INFORMATION SHOWN →
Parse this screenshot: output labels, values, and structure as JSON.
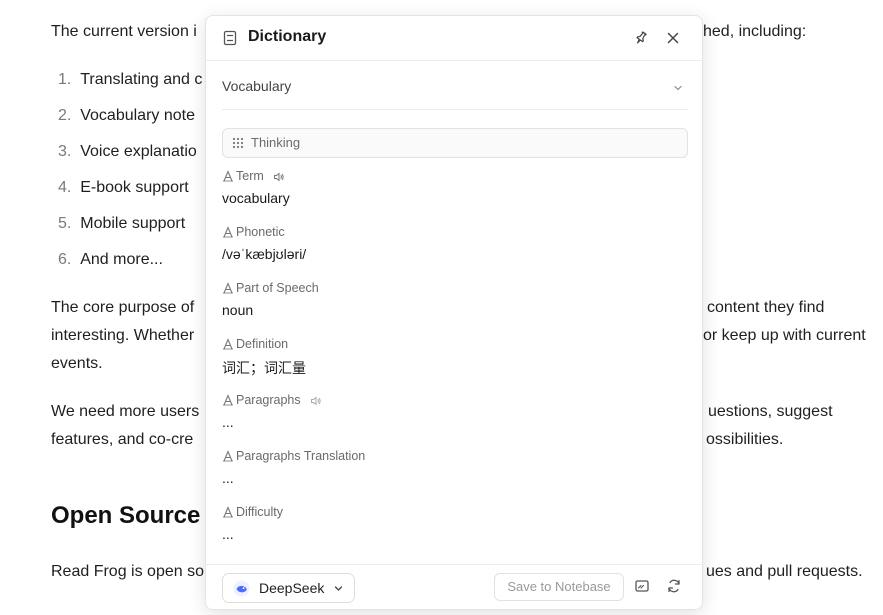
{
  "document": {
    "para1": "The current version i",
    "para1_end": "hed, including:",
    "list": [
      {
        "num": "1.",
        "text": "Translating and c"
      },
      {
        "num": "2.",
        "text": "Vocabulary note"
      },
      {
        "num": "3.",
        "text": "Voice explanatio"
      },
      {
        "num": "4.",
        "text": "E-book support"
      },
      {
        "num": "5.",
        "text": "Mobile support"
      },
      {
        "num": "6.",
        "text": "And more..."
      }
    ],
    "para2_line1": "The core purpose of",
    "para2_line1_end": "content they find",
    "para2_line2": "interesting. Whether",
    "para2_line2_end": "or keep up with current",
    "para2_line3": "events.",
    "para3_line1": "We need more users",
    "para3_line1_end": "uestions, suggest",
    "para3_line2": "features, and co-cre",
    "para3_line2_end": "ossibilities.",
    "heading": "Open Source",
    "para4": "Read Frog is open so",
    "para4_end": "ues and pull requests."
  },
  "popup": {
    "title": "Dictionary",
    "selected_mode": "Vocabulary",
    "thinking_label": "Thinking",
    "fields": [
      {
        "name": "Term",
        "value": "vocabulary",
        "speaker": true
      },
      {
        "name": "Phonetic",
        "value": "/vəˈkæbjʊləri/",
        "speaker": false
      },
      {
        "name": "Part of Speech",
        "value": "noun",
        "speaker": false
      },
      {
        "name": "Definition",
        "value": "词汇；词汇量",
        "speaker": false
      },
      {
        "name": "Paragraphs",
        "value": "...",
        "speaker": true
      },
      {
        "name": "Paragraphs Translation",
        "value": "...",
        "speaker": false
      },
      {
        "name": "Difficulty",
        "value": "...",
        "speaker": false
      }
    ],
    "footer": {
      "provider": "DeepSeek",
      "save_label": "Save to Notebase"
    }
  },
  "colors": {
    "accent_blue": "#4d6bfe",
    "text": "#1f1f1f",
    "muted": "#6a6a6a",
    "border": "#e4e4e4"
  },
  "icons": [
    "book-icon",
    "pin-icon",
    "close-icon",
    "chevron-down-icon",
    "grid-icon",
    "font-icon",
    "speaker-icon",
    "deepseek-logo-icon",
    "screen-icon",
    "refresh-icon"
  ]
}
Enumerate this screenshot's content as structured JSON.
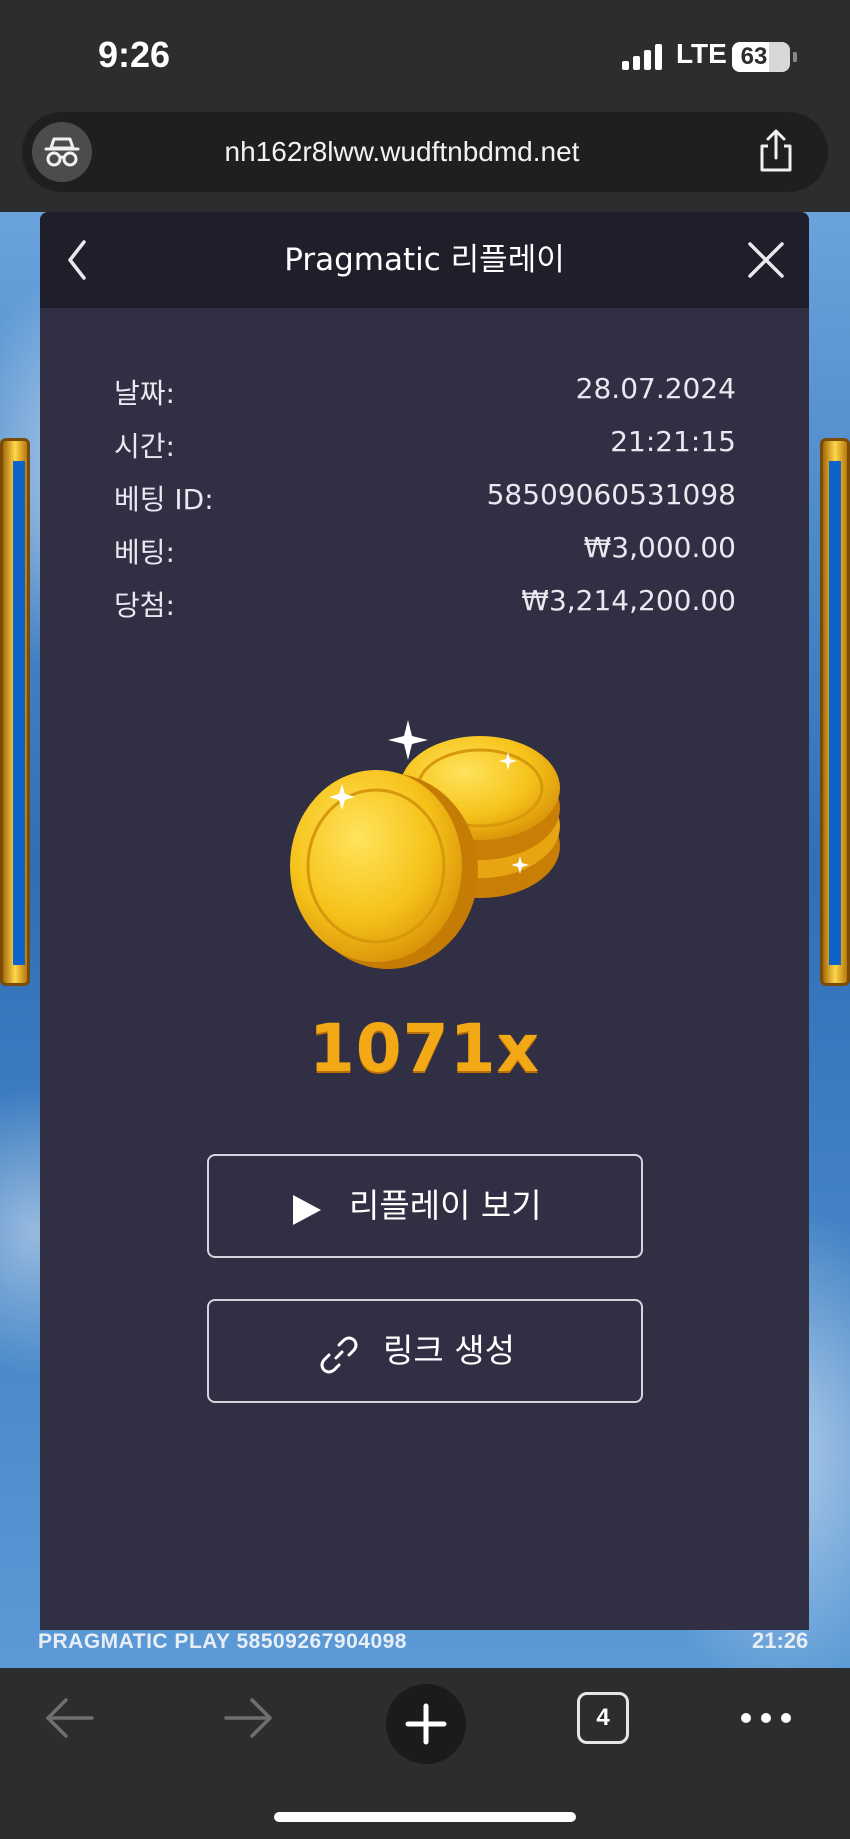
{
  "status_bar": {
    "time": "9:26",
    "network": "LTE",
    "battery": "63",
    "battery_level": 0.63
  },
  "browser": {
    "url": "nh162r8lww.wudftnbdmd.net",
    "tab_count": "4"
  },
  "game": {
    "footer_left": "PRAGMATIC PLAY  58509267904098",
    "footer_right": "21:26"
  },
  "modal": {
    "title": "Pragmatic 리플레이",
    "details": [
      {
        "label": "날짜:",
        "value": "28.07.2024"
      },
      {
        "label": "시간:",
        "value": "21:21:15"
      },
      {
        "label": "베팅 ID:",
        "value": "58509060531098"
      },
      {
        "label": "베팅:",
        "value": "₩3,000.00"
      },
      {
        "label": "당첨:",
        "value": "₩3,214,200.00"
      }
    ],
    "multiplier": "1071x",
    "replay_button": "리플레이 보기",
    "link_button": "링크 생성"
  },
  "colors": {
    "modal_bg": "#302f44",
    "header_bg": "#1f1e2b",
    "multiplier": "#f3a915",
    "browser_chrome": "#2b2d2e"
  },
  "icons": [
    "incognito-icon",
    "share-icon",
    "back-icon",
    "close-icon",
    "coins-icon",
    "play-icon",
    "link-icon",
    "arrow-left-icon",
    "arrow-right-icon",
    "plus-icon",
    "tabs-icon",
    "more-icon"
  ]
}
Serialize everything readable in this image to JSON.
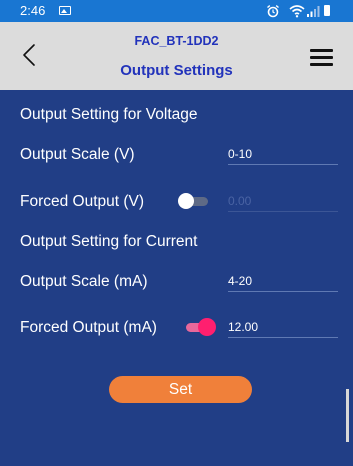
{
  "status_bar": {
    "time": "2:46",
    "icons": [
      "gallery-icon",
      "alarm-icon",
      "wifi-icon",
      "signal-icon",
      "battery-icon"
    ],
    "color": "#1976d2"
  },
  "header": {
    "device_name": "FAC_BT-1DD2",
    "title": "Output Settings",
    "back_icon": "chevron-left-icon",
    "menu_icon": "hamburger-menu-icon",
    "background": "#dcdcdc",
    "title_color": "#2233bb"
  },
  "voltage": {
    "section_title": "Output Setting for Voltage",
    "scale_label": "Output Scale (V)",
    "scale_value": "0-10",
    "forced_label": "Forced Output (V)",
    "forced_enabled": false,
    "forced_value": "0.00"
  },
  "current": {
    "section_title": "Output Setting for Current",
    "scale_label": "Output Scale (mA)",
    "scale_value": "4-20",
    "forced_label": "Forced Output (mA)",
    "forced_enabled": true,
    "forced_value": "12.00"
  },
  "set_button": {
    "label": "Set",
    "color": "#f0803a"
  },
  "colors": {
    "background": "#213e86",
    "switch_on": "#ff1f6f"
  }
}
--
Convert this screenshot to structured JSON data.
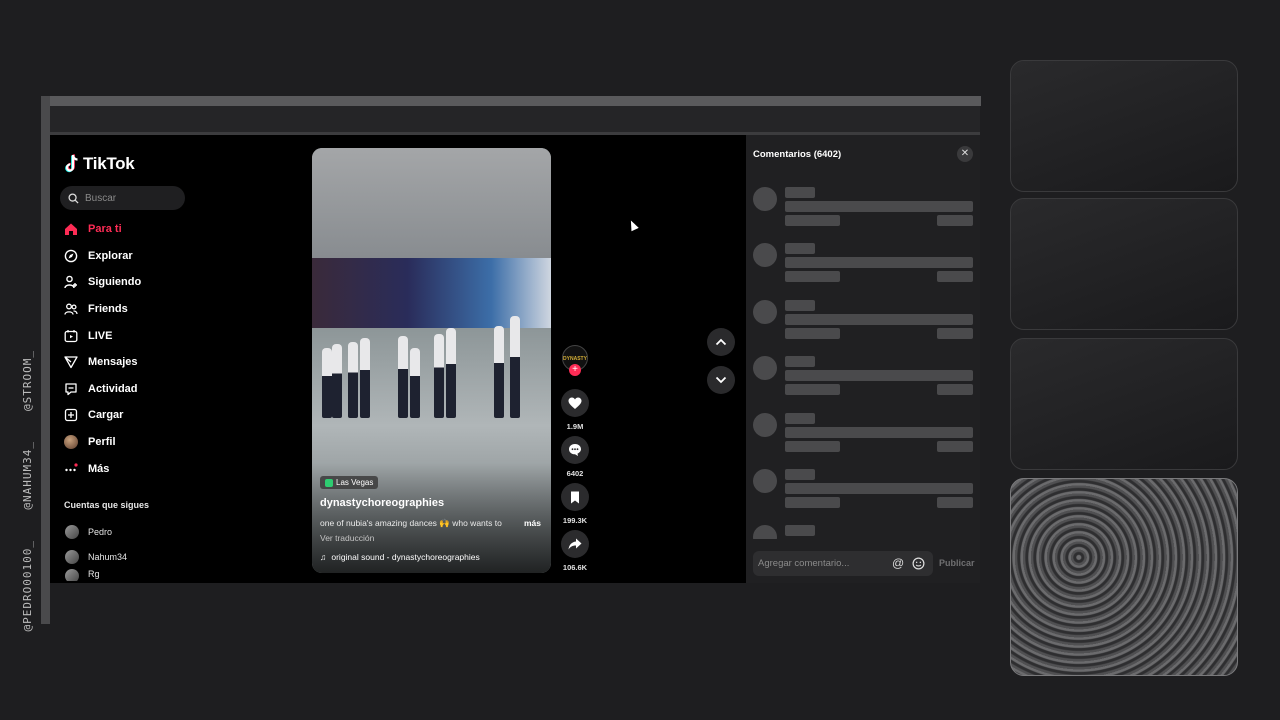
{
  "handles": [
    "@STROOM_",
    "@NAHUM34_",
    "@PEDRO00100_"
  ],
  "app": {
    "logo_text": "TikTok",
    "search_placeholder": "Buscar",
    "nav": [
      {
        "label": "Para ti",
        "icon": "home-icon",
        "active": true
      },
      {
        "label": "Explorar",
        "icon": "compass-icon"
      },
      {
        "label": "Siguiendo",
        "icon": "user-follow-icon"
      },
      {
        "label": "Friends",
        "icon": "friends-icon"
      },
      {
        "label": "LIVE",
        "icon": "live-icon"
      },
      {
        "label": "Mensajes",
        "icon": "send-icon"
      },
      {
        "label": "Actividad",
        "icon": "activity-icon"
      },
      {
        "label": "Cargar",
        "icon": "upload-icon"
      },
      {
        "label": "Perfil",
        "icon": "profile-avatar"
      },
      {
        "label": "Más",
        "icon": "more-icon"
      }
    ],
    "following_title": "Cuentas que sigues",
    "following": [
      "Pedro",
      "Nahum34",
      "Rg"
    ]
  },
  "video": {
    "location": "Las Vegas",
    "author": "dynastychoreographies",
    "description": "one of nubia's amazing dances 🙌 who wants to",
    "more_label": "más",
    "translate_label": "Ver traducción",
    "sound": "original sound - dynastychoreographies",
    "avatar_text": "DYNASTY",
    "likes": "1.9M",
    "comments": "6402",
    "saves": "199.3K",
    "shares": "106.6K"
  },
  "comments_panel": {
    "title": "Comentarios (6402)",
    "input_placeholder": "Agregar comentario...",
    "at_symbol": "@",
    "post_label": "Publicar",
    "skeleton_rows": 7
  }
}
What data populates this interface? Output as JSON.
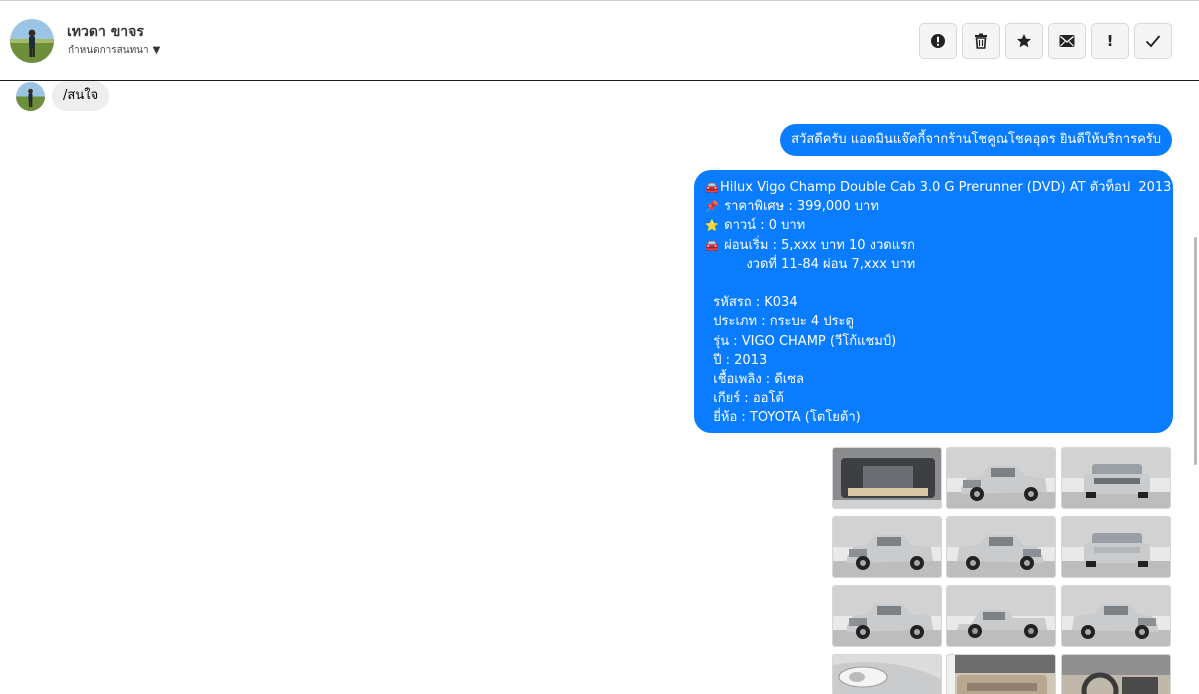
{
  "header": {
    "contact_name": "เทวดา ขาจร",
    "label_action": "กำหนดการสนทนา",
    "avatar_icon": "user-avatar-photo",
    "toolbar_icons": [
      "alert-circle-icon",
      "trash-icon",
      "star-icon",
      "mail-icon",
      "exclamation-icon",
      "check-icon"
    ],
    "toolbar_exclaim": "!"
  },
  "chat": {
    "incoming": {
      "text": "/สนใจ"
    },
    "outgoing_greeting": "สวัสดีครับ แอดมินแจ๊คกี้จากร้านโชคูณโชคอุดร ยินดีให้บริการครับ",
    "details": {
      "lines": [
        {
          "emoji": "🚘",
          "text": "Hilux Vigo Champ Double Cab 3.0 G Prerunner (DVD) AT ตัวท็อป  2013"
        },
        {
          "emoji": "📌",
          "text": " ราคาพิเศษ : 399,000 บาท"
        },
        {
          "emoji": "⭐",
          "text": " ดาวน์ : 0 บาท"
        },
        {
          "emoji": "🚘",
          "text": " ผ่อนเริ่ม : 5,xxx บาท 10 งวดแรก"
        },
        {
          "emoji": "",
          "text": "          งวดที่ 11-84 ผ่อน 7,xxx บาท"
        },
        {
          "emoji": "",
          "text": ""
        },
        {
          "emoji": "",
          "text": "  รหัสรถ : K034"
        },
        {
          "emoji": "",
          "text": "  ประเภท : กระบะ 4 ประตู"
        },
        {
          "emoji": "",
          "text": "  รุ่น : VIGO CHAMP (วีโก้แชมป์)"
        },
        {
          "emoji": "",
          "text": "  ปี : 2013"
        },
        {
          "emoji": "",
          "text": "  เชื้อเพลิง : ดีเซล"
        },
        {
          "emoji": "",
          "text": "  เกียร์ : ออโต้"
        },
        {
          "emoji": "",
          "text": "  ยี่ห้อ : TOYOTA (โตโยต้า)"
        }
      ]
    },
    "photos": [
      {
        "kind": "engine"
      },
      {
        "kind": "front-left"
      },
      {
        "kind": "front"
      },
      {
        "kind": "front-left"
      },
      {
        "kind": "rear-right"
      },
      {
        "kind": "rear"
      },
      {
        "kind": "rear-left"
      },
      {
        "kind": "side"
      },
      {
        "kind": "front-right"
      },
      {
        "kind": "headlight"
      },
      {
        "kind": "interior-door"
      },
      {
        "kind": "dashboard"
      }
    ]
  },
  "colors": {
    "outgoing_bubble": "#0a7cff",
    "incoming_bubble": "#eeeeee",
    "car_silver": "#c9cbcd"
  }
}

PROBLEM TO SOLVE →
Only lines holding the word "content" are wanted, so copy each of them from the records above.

REPLY →
    "para2_line1_end": "content they find",
Enumerate this screenshot's content as structured JSON.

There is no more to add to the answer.